Referenced by
Citing PatentFiling datePublication dateApplicantTitle
US3056189 *Sep 18, 1958Oct 2, 1962Olin MathiesonMethod of making a heat exchanger
US3165820 *Aug 18, 1960Jan 19, 1965Fromson Howard AMethod of forming honeycomb structure
US3690140 *Feb 1, 1971Sep 12, 1972Shive Richard ACombination tube form bend and inflation application
US3763681 *May 22, 1972Oct 9, 1973Flintoft WTube formation and products formed thereby
US4286365 *Jul 29, 1976Sep 1, 1981Ciba-Geigy CorporationHeat exchangers
U.S. Classification29/890.46
International ClassificationB21C37/06, B21C37/14, F25B39/00
Cooperative ClassificationF25B39/00, B21C37/14

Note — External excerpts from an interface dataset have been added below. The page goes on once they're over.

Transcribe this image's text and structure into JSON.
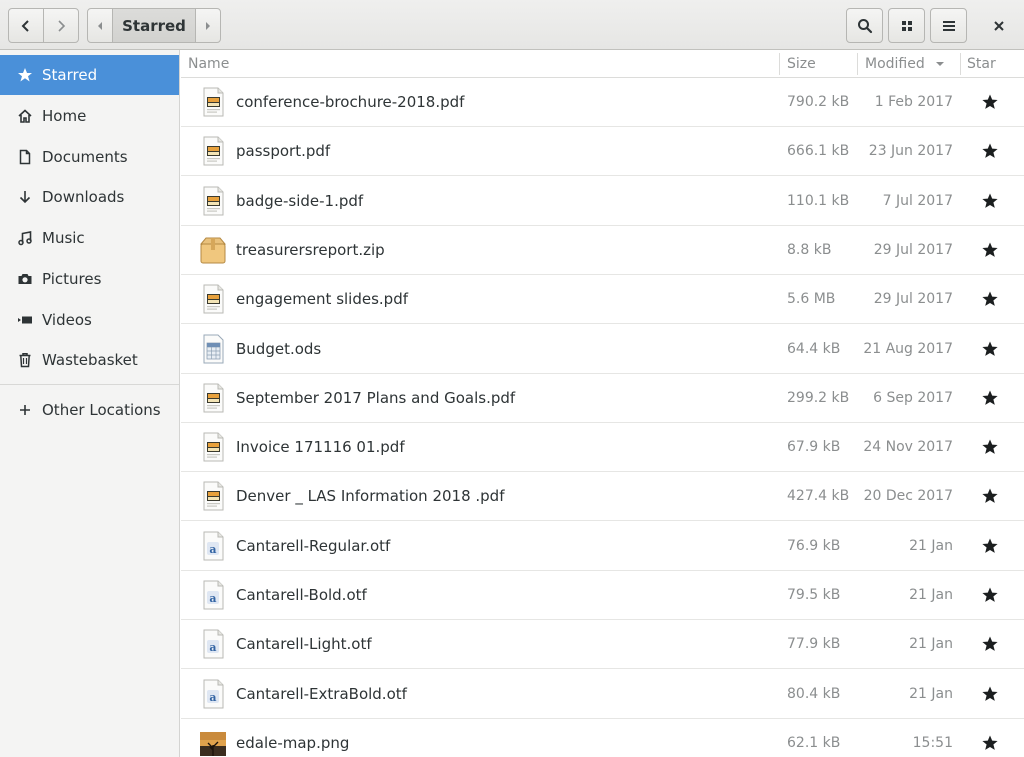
{
  "header": {
    "path_current": "Starred"
  },
  "sidebar": {
    "items": [
      {
        "label": "Starred",
        "icon": "star-icon",
        "active": true
      },
      {
        "label": "Home",
        "icon": "home-icon"
      },
      {
        "label": "Documents",
        "icon": "document-icon"
      },
      {
        "label": "Downloads",
        "icon": "download-icon"
      },
      {
        "label": "Music",
        "icon": "music-icon"
      },
      {
        "label": "Pictures",
        "icon": "camera-icon"
      },
      {
        "label": "Videos",
        "icon": "video-icon"
      },
      {
        "label": "Wastebasket",
        "icon": "trash-icon"
      },
      {
        "label": "Other Locations",
        "icon": "plus-icon"
      }
    ]
  },
  "columns": {
    "name": "Name",
    "size": "Size",
    "modified": "Modified",
    "star": "Star"
  },
  "files": [
    {
      "name": "conference-brochure-2018.pdf",
      "size": "790.2 kB",
      "modified": "1 Feb 2017",
      "type": "pdf"
    },
    {
      "name": "passport.pdf",
      "size": "666.1 kB",
      "modified": "23 Jun 2017",
      "type": "pdf"
    },
    {
      "name": "badge-side-1.pdf",
      "size": "110.1 kB",
      "modified": "7 Jul 2017",
      "type": "pdf"
    },
    {
      "name": "treasurersreport.zip",
      "size": "8.8 kB",
      "modified": "29 Jul 2017",
      "type": "zip"
    },
    {
      "name": "engagement slides.pdf",
      "size": "5.6 MB",
      "modified": "29 Jul 2017",
      "type": "pdf"
    },
    {
      "name": "Budget.ods",
      "size": "64.4 kB",
      "modified": "21 Aug 2017",
      "type": "ods"
    },
    {
      "name": "September 2017 Plans and Goals.pdf",
      "size": "299.2 kB",
      "modified": "6 Sep 2017",
      "type": "pdf"
    },
    {
      "name": "Invoice 171116  01.pdf",
      "size": "67.9 kB",
      "modified": "24 Nov 2017",
      "type": "pdf"
    },
    {
      "name": "Denver _ LAS Information 2018 .pdf",
      "size": "427.4 kB",
      "modified": "20 Dec 2017",
      "type": "pdf"
    },
    {
      "name": "Cantarell-Regular.otf",
      "size": "76.9 kB",
      "modified": "21 Jan",
      "type": "font"
    },
    {
      "name": "Cantarell-Bold.otf",
      "size": "79.5 kB",
      "modified": "21 Jan",
      "type": "font"
    },
    {
      "name": "Cantarell-Light.otf",
      "size": "77.9 kB",
      "modified": "21 Jan",
      "type": "font"
    },
    {
      "name": "Cantarell-ExtraBold.otf",
      "size": "80.4 kB",
      "modified": "21 Jan",
      "type": "font"
    },
    {
      "name": "edale-map.png",
      "size": "62.1 kB",
      "modified": "15:51",
      "type": "image"
    }
  ],
  "colors": {
    "accent": "#4a90d9",
    "sidebar_bg": "#f4f4f3",
    "header_bg": "#e8e8e7",
    "muted_text": "#8b8e8f"
  }
}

European ClassificationF25B39/00, B21C37/14